**WHAT YOU HAVE TO DO:** Scan the listing below for the word "Model", then copy each line that has it.

════════

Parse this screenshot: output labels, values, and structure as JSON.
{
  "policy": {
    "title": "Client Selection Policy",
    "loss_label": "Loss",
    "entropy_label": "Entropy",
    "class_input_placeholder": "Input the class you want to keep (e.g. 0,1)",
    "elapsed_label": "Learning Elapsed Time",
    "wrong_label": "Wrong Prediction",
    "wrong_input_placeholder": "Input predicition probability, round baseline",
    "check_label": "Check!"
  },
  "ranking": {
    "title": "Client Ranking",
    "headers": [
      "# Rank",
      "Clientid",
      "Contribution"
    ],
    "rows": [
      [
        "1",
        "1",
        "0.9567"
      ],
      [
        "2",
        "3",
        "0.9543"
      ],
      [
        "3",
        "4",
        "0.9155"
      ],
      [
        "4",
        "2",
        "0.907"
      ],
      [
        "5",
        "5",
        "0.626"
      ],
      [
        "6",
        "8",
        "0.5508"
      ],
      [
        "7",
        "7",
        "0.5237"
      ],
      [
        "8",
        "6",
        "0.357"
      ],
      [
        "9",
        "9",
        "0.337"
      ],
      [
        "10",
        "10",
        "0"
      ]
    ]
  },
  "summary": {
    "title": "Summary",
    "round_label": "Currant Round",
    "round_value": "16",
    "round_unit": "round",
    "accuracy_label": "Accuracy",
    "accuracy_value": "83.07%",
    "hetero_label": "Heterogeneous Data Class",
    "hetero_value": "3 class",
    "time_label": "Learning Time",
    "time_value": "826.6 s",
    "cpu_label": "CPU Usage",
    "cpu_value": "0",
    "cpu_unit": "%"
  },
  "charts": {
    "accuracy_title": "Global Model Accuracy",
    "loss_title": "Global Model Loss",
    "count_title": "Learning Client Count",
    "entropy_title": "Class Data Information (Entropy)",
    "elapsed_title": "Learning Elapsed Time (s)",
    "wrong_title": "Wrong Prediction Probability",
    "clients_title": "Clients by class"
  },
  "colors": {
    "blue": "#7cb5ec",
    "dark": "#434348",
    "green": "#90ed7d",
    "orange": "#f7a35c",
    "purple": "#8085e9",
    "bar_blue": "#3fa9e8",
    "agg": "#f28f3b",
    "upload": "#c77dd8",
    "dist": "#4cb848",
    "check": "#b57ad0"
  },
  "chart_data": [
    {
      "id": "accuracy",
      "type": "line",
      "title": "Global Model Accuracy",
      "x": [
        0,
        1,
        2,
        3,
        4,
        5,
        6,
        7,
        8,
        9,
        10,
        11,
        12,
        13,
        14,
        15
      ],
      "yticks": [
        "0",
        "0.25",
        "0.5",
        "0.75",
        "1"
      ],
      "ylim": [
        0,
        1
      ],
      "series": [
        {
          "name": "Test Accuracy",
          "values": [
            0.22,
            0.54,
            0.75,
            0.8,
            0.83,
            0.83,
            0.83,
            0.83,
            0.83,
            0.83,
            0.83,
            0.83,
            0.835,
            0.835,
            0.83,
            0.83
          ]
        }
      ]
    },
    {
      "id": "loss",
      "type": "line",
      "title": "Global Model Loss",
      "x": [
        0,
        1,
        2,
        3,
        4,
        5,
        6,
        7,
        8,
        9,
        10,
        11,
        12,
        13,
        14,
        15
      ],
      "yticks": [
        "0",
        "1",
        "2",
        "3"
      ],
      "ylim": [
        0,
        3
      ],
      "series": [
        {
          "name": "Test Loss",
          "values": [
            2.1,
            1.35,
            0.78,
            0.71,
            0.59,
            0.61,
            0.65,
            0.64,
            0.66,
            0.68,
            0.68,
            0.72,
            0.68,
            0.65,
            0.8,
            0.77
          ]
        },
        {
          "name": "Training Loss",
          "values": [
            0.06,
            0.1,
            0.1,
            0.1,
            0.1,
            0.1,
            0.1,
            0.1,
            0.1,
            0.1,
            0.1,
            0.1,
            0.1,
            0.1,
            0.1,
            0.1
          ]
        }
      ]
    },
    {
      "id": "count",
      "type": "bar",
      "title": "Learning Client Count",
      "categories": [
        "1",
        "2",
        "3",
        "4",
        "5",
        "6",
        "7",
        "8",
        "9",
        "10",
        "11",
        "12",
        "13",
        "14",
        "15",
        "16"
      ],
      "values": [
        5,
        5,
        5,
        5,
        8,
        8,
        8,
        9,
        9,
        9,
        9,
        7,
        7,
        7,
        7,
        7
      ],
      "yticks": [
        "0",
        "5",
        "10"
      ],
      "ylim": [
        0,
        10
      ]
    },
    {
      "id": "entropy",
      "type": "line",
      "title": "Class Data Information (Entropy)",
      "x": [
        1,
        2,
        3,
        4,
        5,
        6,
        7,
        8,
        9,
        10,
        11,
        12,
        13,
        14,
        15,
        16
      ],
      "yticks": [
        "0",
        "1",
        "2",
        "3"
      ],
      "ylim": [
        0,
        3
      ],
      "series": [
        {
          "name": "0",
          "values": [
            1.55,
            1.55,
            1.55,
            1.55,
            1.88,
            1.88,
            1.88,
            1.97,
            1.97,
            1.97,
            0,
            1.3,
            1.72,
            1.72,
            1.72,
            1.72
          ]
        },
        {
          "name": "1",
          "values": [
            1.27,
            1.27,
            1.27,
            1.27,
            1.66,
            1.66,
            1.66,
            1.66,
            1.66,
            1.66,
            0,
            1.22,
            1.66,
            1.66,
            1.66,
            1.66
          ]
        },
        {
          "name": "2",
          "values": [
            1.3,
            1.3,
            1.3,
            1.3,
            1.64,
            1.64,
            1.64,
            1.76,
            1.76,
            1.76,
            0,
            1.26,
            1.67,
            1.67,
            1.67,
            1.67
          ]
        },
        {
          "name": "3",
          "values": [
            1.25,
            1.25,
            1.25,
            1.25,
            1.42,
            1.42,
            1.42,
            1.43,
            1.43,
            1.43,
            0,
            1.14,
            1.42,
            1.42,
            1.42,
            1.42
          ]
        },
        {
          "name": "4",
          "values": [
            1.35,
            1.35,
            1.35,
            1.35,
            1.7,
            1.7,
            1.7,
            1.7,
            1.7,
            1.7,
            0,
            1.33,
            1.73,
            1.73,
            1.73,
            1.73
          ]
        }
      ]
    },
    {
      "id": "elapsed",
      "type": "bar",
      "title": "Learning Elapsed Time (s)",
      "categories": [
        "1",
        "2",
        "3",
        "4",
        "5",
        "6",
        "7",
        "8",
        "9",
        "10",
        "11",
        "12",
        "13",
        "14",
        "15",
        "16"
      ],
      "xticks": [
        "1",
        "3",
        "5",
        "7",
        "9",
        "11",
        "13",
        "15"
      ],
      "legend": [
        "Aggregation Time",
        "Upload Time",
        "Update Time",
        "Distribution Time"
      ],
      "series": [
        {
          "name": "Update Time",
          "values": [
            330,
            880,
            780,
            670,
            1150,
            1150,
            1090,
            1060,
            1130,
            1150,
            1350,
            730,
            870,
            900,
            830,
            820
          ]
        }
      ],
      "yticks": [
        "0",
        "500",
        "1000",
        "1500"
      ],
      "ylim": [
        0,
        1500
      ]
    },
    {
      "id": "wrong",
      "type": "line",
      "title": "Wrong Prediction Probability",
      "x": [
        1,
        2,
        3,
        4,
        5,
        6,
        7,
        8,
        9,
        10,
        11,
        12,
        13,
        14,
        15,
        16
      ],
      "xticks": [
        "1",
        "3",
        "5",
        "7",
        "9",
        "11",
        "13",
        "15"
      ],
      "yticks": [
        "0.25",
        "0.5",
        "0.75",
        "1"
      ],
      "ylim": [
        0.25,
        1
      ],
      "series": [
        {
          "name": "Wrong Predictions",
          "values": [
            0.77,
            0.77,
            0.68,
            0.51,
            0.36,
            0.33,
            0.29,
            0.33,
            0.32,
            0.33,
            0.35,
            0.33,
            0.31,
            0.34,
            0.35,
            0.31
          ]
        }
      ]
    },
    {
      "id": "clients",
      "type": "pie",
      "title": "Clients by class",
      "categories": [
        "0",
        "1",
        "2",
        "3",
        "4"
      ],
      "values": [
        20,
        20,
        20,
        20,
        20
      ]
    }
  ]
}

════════

**OUTPUT BELOW:**
    "accuracy_title": "Global Model Accuracy",
    "loss_title": "Global Model Loss",
      "title": "Global Model Accuracy",
      "title": "Global Model Loss",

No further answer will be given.